::: Provided records
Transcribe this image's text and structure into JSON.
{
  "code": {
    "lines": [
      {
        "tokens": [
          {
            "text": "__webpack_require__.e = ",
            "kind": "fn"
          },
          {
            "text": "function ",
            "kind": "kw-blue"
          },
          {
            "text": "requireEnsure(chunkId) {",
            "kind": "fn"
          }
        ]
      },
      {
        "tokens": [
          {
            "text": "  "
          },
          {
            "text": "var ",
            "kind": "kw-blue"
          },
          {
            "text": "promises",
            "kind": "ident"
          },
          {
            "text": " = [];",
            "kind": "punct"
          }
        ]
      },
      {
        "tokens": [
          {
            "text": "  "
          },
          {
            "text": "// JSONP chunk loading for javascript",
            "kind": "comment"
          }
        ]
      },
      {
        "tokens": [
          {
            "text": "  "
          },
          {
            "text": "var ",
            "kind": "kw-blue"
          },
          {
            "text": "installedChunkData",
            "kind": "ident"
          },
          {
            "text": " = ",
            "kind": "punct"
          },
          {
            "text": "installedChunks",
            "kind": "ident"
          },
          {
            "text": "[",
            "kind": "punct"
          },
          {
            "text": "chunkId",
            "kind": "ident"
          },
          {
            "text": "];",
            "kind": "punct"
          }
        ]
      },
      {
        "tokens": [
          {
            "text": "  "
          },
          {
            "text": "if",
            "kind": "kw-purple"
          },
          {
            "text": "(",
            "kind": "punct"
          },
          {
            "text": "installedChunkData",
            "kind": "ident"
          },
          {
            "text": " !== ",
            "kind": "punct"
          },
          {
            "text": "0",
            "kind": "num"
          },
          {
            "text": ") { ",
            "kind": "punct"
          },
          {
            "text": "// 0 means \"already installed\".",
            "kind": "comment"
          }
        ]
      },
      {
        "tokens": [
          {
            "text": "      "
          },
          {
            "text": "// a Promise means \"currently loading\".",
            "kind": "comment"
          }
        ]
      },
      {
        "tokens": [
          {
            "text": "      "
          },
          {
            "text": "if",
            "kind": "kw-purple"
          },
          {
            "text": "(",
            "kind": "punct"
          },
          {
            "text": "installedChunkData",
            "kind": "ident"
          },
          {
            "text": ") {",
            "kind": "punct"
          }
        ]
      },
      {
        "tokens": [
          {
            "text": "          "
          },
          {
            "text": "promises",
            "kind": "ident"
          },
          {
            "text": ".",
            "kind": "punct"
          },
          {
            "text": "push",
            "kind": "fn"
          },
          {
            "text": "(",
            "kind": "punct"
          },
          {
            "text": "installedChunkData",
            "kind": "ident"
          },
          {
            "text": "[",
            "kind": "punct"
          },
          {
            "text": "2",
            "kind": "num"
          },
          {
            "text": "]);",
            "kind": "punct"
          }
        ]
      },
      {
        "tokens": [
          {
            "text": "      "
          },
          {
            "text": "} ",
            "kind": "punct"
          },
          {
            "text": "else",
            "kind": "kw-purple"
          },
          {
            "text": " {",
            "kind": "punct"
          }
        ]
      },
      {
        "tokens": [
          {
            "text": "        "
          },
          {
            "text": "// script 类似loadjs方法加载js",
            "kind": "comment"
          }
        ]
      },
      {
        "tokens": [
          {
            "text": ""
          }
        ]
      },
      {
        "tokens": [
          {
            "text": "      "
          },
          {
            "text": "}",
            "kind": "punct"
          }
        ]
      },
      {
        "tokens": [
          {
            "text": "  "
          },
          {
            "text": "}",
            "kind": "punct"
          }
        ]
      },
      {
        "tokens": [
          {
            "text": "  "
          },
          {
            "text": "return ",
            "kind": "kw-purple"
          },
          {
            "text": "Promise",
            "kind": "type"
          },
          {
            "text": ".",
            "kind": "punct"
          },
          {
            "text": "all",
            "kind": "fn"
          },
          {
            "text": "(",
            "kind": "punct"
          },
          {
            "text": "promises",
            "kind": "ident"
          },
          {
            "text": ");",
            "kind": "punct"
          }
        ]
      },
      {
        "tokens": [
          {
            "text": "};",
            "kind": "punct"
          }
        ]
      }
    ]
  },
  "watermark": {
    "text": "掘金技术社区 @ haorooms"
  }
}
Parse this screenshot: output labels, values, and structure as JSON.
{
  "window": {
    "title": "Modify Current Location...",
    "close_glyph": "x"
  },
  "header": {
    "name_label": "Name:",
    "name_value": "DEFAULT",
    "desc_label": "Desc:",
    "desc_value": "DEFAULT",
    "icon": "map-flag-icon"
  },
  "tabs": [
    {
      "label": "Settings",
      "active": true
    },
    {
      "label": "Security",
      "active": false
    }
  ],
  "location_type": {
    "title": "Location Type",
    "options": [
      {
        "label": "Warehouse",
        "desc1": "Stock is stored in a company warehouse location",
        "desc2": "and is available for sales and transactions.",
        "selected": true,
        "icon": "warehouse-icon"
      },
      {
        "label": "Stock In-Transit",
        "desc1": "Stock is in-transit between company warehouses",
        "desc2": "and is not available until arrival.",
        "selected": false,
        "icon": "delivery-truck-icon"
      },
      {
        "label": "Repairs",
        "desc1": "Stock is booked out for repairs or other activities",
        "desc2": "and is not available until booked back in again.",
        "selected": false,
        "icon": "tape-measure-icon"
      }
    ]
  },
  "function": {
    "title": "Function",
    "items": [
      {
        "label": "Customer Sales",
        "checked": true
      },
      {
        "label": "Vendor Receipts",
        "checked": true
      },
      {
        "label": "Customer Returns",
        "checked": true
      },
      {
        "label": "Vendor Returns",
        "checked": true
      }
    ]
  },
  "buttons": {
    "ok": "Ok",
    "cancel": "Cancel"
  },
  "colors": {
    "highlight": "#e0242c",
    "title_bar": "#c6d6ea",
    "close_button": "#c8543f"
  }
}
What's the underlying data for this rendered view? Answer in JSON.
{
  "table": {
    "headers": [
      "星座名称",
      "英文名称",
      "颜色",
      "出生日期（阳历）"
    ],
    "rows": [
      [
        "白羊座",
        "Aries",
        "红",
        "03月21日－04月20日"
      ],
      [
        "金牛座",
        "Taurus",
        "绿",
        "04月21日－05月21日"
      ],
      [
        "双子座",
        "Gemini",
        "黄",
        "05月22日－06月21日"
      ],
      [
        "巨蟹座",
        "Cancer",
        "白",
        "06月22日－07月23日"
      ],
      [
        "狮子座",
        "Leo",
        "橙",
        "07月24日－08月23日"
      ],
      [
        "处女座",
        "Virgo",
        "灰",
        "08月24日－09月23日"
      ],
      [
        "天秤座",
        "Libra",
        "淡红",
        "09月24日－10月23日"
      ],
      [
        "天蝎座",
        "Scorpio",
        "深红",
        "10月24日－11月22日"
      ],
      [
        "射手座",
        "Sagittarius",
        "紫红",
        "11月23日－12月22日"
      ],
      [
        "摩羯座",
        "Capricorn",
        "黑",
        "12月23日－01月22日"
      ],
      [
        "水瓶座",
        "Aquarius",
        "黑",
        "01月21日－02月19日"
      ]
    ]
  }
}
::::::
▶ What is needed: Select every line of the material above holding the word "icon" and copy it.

▶ Answer for this exercise:
    "icon": "map-flag-icon"
        "icon": "warehouse-icon"
        "icon": "delivery-truck-icon"
        "icon": "tape-measure-icon"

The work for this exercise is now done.